(Task statement): Reprint each record exactly. Pictures are not reprinted.
──────── Extracted data ────────
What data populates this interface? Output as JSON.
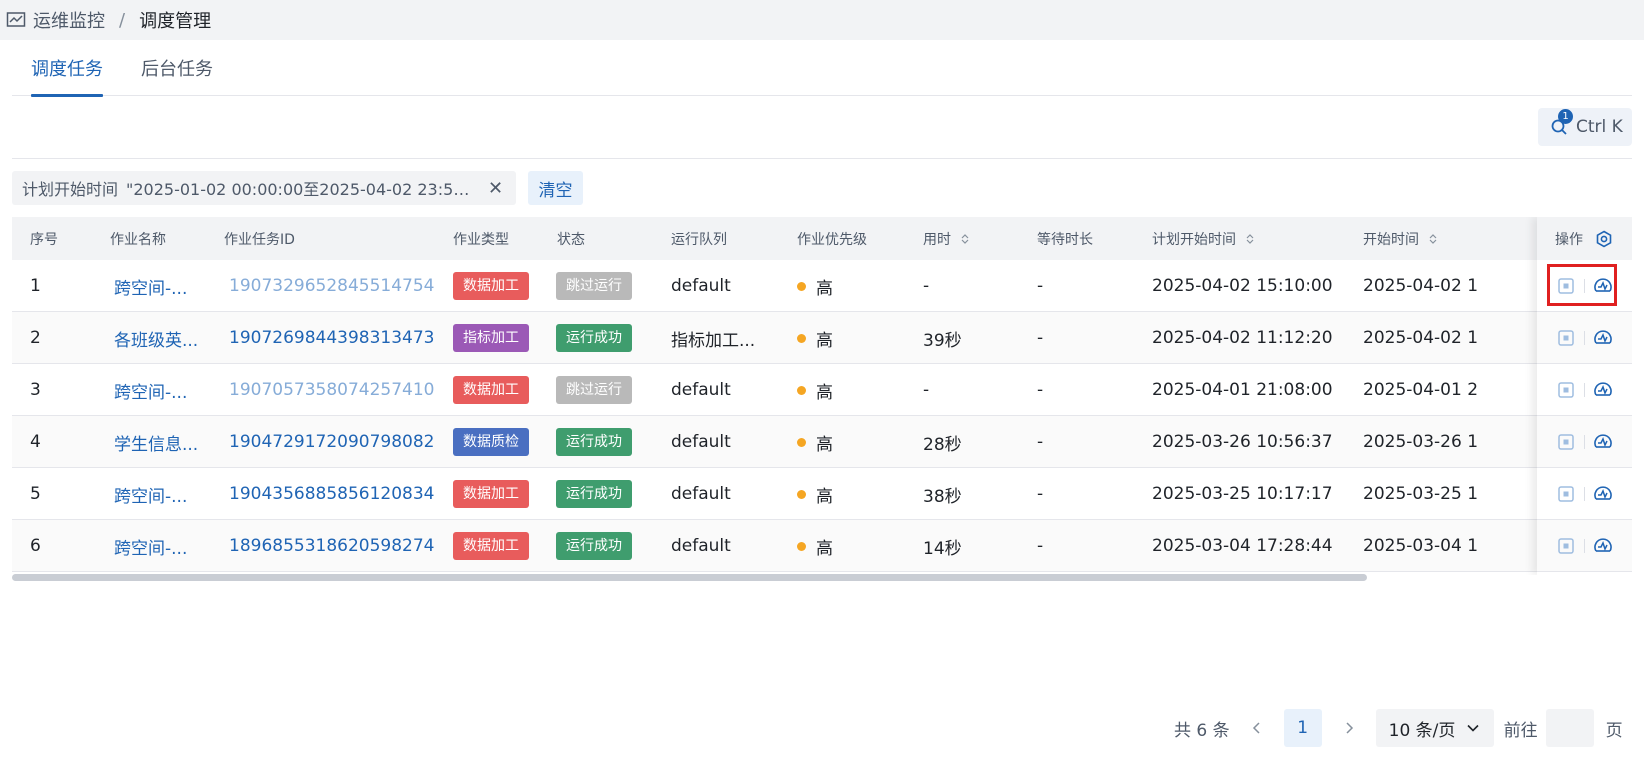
{
  "breadcrumb": {
    "parent": "运维监控",
    "separator": "/",
    "current": "调度管理",
    "icon": "chart-line-icon"
  },
  "tabs": [
    {
      "label": "调度任务",
      "active": true
    },
    {
      "label": "后台任务",
      "active": false
    }
  ],
  "search": {
    "shortcut": "Ctrl K",
    "badge": "1"
  },
  "filter": {
    "key": "计划开始时间",
    "value": "\"2025-01-02 00:00:00至2025-04-02 23:59:...",
    "clear_label": "清空"
  },
  "table": {
    "headers": {
      "index": "序号",
      "job_name": "作业名称",
      "task_id": "作业任务ID",
      "job_type": "作业类型",
      "status": "状态",
      "queue": "运行队列",
      "priority": "作业优先级",
      "duration": "用时",
      "wait": "等待时长",
      "planned_start": "计划开始时间",
      "start": "开始时间",
      "actions": "操作"
    },
    "rows": [
      {
        "index": "1",
        "job_name": "跨空间-...",
        "task_id": "1907329652845514754",
        "job_type": "数据加工",
        "status": "跳过运行",
        "queue": "default",
        "priority": "高",
        "duration": "-",
        "wait": "-",
        "planned_start": "2025-04-02 15:10:00",
        "start": "2025-04-02 1"
      },
      {
        "index": "2",
        "job_name": "各班级英...",
        "task_id": "1907269844398313473",
        "job_type": "指标加工",
        "status": "运行成功",
        "queue": "指标加工...",
        "priority": "高",
        "duration": "39秒",
        "wait": "-",
        "planned_start": "2025-04-02 11:12:20",
        "start": "2025-04-02 1"
      },
      {
        "index": "3",
        "job_name": "跨空间-...",
        "task_id": "1907057358074257410",
        "job_type": "数据加工",
        "status": "跳过运行",
        "queue": "default",
        "priority": "高",
        "duration": "-",
        "wait": "-",
        "planned_start": "2025-04-01 21:08:00",
        "start": "2025-04-01 2"
      },
      {
        "index": "4",
        "job_name": "学生信息...",
        "task_id": "1904729172090798082",
        "job_type": "数据质检",
        "status": "运行成功",
        "queue": "default",
        "priority": "高",
        "duration": "28秒",
        "wait": "-",
        "planned_start": "2025-03-26 10:56:37",
        "start": "2025-03-26 1"
      },
      {
        "index": "5",
        "job_name": "跨空间-...",
        "task_id": "1904356885856120834",
        "job_type": "数据加工",
        "status": "运行成功",
        "queue": "default",
        "priority": "高",
        "duration": "38秒",
        "wait": "-",
        "planned_start": "2025-03-25 10:17:17",
        "start": "2025-03-25 1"
      },
      {
        "index": "6",
        "job_name": "跨空间-...",
        "task_id": "1896855318620598274",
        "job_type": "数据加工",
        "status": "运行成功",
        "queue": "default",
        "priority": "高",
        "duration": "14秒",
        "wait": "-",
        "planned_start": "2025-03-04 17:28:44",
        "start": "2025-03-04 1"
      }
    ]
  },
  "colors": {
    "primary": "#1f64b4",
    "type_data_process": "#e85c5c",
    "type_metric_process": "#9b59b6",
    "type_data_quality": "#4a6fc1",
    "status_success": "#3f9d6e",
    "status_skipped": "#b9b9b9",
    "priority_high": "#f5a623",
    "highlight": "#e02020"
  },
  "pagination": {
    "total": "共 6 条",
    "current_page": "1",
    "page_size": "10 条/页",
    "goto_prefix": "前往",
    "goto_suffix": "页"
  }
}
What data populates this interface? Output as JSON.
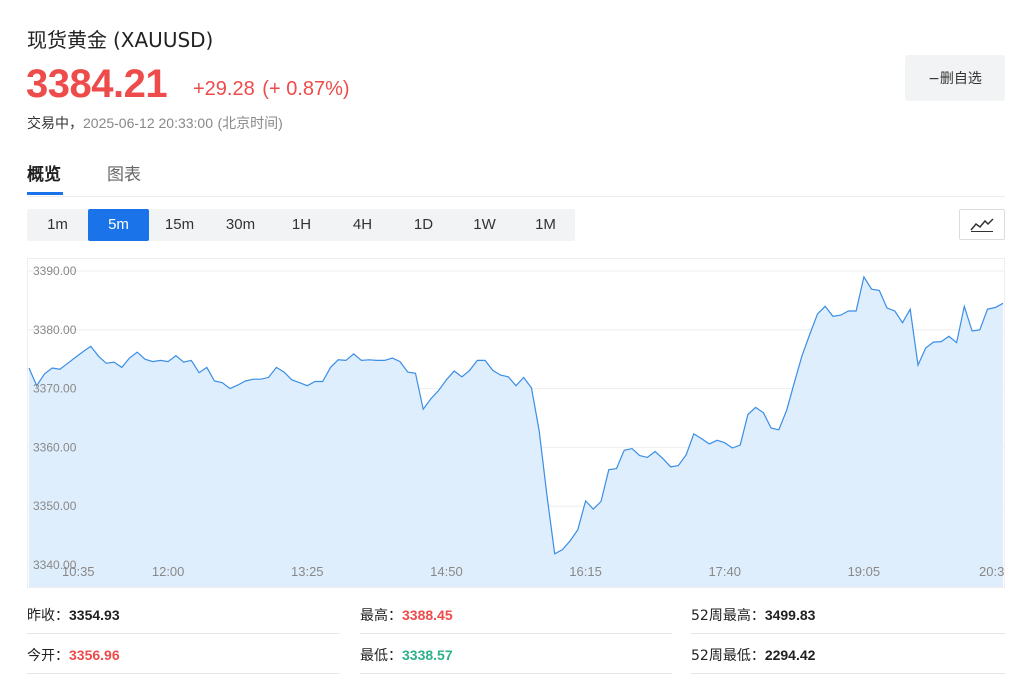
{
  "header": {
    "name": "现货黄金",
    "code": "(XAUUSD)",
    "price": "3384.21",
    "change": "+29.28",
    "change_pct": "(+ 0.87%)",
    "status_label": "交易中，",
    "timestamp": "2025-06-12 20:33:00",
    "timezone": "(北京时间)",
    "up_color": "#ee4b4b"
  },
  "watchlist": {
    "label": "−删自选"
  },
  "tabs": [
    {
      "label": "概览",
      "active": true
    },
    {
      "label": "图表",
      "active": false
    }
  ],
  "intervals": [
    {
      "label": "1m",
      "active": false
    },
    {
      "label": "5m",
      "active": true
    },
    {
      "label": "15m",
      "active": false
    },
    {
      "label": "30m",
      "active": false
    },
    {
      "label": "1H",
      "active": false
    },
    {
      "label": "4H",
      "active": false
    },
    {
      "label": "1D",
      "active": false
    },
    {
      "label": "1W",
      "active": false
    },
    {
      "label": "1M",
      "active": false
    }
  ],
  "chart_type_icon": "line-chart-icon",
  "chart_data": {
    "type": "area",
    "ylim": [
      3340,
      3390
    ],
    "y_ticks": [
      "3390.00",
      "3380.00",
      "3370.00",
      "3360.00",
      "3350.00",
      "3340.00"
    ],
    "x_ticks": [
      {
        "label": "10:35",
        "t": 0
      },
      {
        "label": "12:00",
        "t": 85
      },
      {
        "label": "13:25",
        "t": 170
      },
      {
        "label": "14:50",
        "t": 255
      },
      {
        "label": "16:15",
        "t": 340
      },
      {
        "label": "17:40",
        "t": 425
      },
      {
        "label": "19:05",
        "t": 510
      },
      {
        "label": "20:3",
        "t": 595
      }
    ],
    "x_start": "10:35",
    "x_end": "20:33",
    "interval_minutes": 5,
    "grid": true,
    "line_color": "#3a8ee6",
    "fill_color": "#dfeefc",
    "values": [
      3373.5,
      3370.5,
      3372.5,
      3373.5,
      3373.3,
      3374.3,
      3375.3,
      3376.3,
      3377.2,
      3375.5,
      3374.3,
      3374.5,
      3373.6,
      3375.2,
      3376.2,
      3375.0,
      3374.6,
      3374.8,
      3374.6,
      3375.6,
      3374.5,
      3374.8,
      3372.7,
      3373.6,
      3371.3,
      3371.0,
      3370.0,
      3370.6,
      3371.3,
      3371.6,
      3371.6,
      3371.9,
      3373.6,
      3372.8,
      3371.5,
      3371.0,
      3370.5,
      3371.2,
      3371.2,
      3373.6,
      3374.9,
      3374.8,
      3375.9,
      3374.8,
      3374.9,
      3374.8,
      3374.8,
      3375.2,
      3374.6,
      3372.8,
      3372.6,
      3366.5,
      3368.3,
      3369.7,
      3371.5,
      3373.0,
      3372.0,
      3373.1,
      3374.8,
      3374.8,
      3373.1,
      3372.3,
      3372.0,
      3370.5,
      3371.9,
      3370.1,
      3362.8,
      3351.9,
      3341.9,
      3342.6,
      3344.1,
      3346.0,
      3350.9,
      3349.5,
      3350.8,
      3356.2,
      3356.4,
      3359.5,
      3359.8,
      3358.6,
      3358.3,
      3359.3,
      3358.1,
      3356.7,
      3356.9,
      3358.7,
      3362.3,
      3361.5,
      3360.6,
      3361.2,
      3360.8,
      3359.9,
      3360.4,
      3365.6,
      3366.8,
      3365.9,
      3363.3,
      3363.0,
      3366.3,
      3371.0,
      3375.6,
      3379.2,
      3382.7,
      3384.0,
      3382.3,
      3382.5,
      3383.2,
      3383.2,
      3389.0,
      3386.9,
      3386.7,
      3383.7,
      3383.2,
      3381.2,
      3383.5,
      3374.0,
      3376.9,
      3377.9,
      3378.0,
      3378.9,
      3377.8,
      3384.0,
      3379.8,
      3380.0,
      3383.5,
      3383.8,
      3384.5
    ]
  },
  "stats": [
    [
      {
        "label": "昨收：",
        "value": "3354.93",
        "tone": "dark"
      },
      {
        "label": "最高：",
        "value": "3388.45",
        "tone": "red"
      },
      {
        "label": "52周最高：",
        "value": "3499.83",
        "tone": "dark"
      }
    ],
    [
      {
        "label": "今开：",
        "value": "3356.96",
        "tone": "red"
      },
      {
        "label": "最低：",
        "value": "3338.57",
        "tone": "green"
      },
      {
        "label": "52周最低：",
        "value": "2294.42",
        "tone": "dark"
      }
    ]
  ]
}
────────
(Task response):
What data populates this interface? Output as JSON.
{
  "breadcrumb": {
    "parent": "运维监控",
    "separator": "/",
    "current": "调度管理",
    "icon": "chart-line-icon"
  },
  "tabs": [
    {
      "label": "调度任务",
      "active": true
    },
    {
      "label": "后台任务",
      "active": false
    }
  ],
  "search": {
    "shortcut": "Ctrl K",
    "badge": "1"
  },
  "filter": {
    "key": "计划开始时间",
    "value": "\"2025-01-02 00:00:00至2025-04-02 23:59:...",
    "clear_label": "清空"
  },
  "table": {
    "headers": {
      "index": "序号",
      "job_name": "作业名称",
      "task_id": "作业任务ID",
      "job_type": "作业类型",
      "status": "状态",
      "queue": "运行队列",
      "priority": "作业优先级",
      "duration": "用时",
      "wait": "等待时长",
      "planned_start": "计划开始时间",
      "start": "开始时间",
      "actions": "操作"
    },
    "rows": [
      {
        "index": "1",
        "job_name": "跨空间-...",
        "task_id": "1907329652845514754",
        "job_type": "数据加工",
        "status": "跳过运行",
        "queue": "default",
        "priority": "高",
        "duration": "-",
        "wait": "-",
        "planned_start": "2025-04-02 15:10:00",
        "start": "2025-04-02 1"
      },
      {
        "index": "2",
        "job_name": "各班级英...",
        "task_id": "1907269844398313473",
        "job_type": "指标加工",
        "status": "运行成功",
        "queue": "指标加工...",
        "priority": "高",
        "duration": "39秒",
        "wait": "-",
        "planned_start": "2025-04-02 11:12:20",
        "start": "2025-04-02 1"
      },
      {
        "index": "3",
        "job_name": "跨空间-...",
        "task_id": "1907057358074257410",
        "job_type": "数据加工",
        "status": "跳过运行",
        "queue": "default",
        "priority": "高",
        "duration": "-",
        "wait": "-",
        "planned_start": "2025-04-01 21:08:00",
        "start": "2025-04-01 2"
      },
      {
        "index": "4",
        "job_name": "学生信息...",
        "task_id": "1904729172090798082",
        "job_type": "数据质检",
        "status": "运行成功",
        "queue": "default",
        "priority": "高",
        "duration": "28秒",
        "wait": "-",
        "planned_start": "2025-03-26 10:56:37",
        "start": "2025-03-26 1"
      },
      {
        "index": "5",
        "job_name": "跨空间-...",
        "task_id": "1904356885856120834",
        "job_type": "数据加工",
        "status": "运行成功",
        "queue": "default",
        "priority": "高",
        "duration": "38秒",
        "wait": "-",
        "planned_start": "2025-03-25 10:17:17",
        "start": "2025-03-25 1"
      },
      {
        "index": "6",
        "job_name": "跨空间-...",
        "task_id": "1896855318620598274",
        "job_type": "数据加工",
        "status": "运行成功",
        "queue": "default",
        "priority": "高",
        "duration": "14秒",
        "wait": "-",
        "planned_start": "2025-03-04 17:28:44",
        "start": "2025-03-04 1"
      }
    ]
  },
  "colors": {
    "primary": "#1f64b4",
    "type_data_process": "#e85c5c",
    "type_metric_process": "#9b59b6",
    "type_data_quality": "#4a6fc1",
    "status_success": "#3f9d6e",
    "status_skipped": "#b9b9b9",
    "priority_high": "#f5a623",
    "highlight": "#e02020"
  },
  "pagination": {
    "total": "共 6 条",
    "current_page": "1",
    "page_size": "10 条/页",
    "goto_prefix": "前往",
    "goto_suffix": "页"
  }
}
What data populates this interface? Output as JSON.
{
  "header": {
    "name": "现货黄金",
    "code": "(XAUUSD)",
    "price": "3384.21",
    "change": "+29.28",
    "change_pct": "(+ 0.87%)",
    "status_label": "交易中，",
    "timestamp": "2025-06-12 20:33:00",
    "timezone": "(北京时间)",
    "up_color": "#ee4b4b"
  },
  "watchlist": {
    "label": "−删自选"
  },
  "tabs": [
    {
      "label": "概览",
      "active": true
    },
    {
      "label": "图表",
      "active": false
    }
  ],
  "intervals": [
    {
      "label": "1m",
      "active": false
    },
    {
      "label": "5m",
      "active": true
    },
    {
      "label": "15m",
      "active": false
    },
    {
      "label": "30m",
      "active": false
    },
    {
      "label": "1H",
      "active": false
    },
    {
      "label": "4H",
      "active": false
    },
    {
      "label": "1D",
      "active": false
    },
    {
      "label": "1W",
      "active": false
    },
    {
      "label": "1M",
      "active": false
    }
  ],
  "chart_type_icon": "line-chart-icon",
  "chart_data": {
    "type": "area",
    "ylim": [
      3340,
      3390
    ],
    "y_ticks": [
      "3390.00",
      "3380.00",
      "3370.00",
      "3360.00",
      "3350.00",
      "3340.00"
    ],
    "x_ticks": [
      {
        "label": "10:35",
        "t": 0
      },
      {
        "label": "12:00",
        "t": 85
      },
      {
        "label": "13:25",
        "t": 170
      },
      {
        "label": "14:50",
        "t": 255
      },
      {
        "label": "16:15",
        "t": 340
      },
      {
        "label": "17:40",
        "t": 425
      },
      {
        "label": "19:05",
        "t": 510
      },
      {
        "label": "20:3",
        "t": 595
      }
    ],
    "x_start": "10:35",
    "x_end": "20:33",
    "interval_minutes": 5,
    "grid": true,
    "line_color": "#3a8ee6",
    "fill_color": "#dfeefc",
    "values": [
      3373.5,
      3370.5,
      3372.5,
      3373.5,
      3373.3,
      3374.3,
      3375.3,
      3376.3,
      3377.2,
      3375.5,
      3374.3,
      3374.5,
      3373.6,
      3375.2,
      3376.2,
      3375.0,
      3374.6,
      3374.8,
      3374.6,
      3375.6,
      3374.5,
      3374.8,
      3372.7,
      3373.6,
      3371.3,
      3371.0,
      3370.0,
      3370.6,
      3371.3,
      3371.6,
      3371.6,
      3371.9,
      3373.6,
      3372.8,
      3371.5,
      3371.0,
      3370.5,
      3371.2,
      3371.2,
      3373.6,
      3374.9,
      3374.8,
      3375.9,
      3374.8,
      3374.9,
      3374.8,
      3374.8,
      3375.2,
      3374.6,
      3372.8,
      3372.6,
      3366.5,
      3368.3,
      3369.7,
      3371.5,
      3373.0,
      3372.0,
      3373.1,
      3374.8,
      3374.8,
      3373.1,
      3372.3,
      3372.0,
      3370.5,
      3371.9,
      3370.1,
      3362.8,
      3351.9,
      3341.9,
      3342.6,
      3344.1,
      3346.0,
      3350.9,
      3349.5,
      3350.8,
      3356.2,
      3356.4,
      3359.5,
      3359.8,
      3358.6,
      3358.3,
      3359.3,
      3358.1,
      3356.7,
      3356.9,
      3358.7,
      3362.3,
      3361.5,
      3360.6,
      3361.2,
      3360.8,
      3359.9,
      3360.4,
      3365.6,
      3366.8,
      3365.9,
      3363.3,
      3363.0,
      3366.3,
      3371.0,
      3375.6,
      3379.2,
      3382.7,
      3384.0,
      3382.3,
      3382.5,
      3383.2,
      3383.2,
      3389.0,
      3386.9,
      3386.7,
      3383.7,
      3383.2,
      3381.2,
      3383.5,
      3374.0,
      3376.9,
      3377.9,
      3378.0,
      3378.9,
      3377.8,
      3384.0,
      3379.8,
      3380.0,
      3383.5,
      3383.8,
      3384.5
    ]
  },
  "stats": [
    [
      {
        "label": "昨收：",
        "value": "3354.93",
        "tone": "dark"
      },
      {
        "label": "最高：",
        "value": "3388.45",
        "tone": "red"
      },
      {
        "label": "52周最高：",
        "value": "3499.83",
        "tone": "dark"
      }
    ],
    [
      {
        "label": "今开：",
        "value": "3356.96",
        "tone": "red"
      },
      {
        "label": "最低：",
        "value": "3338.57",
        "tone": "green"
      },
      {
        "label": "52周最低：",
        "value": "2294.42",
        "tone": "dark"
      }
    ]
  ]
}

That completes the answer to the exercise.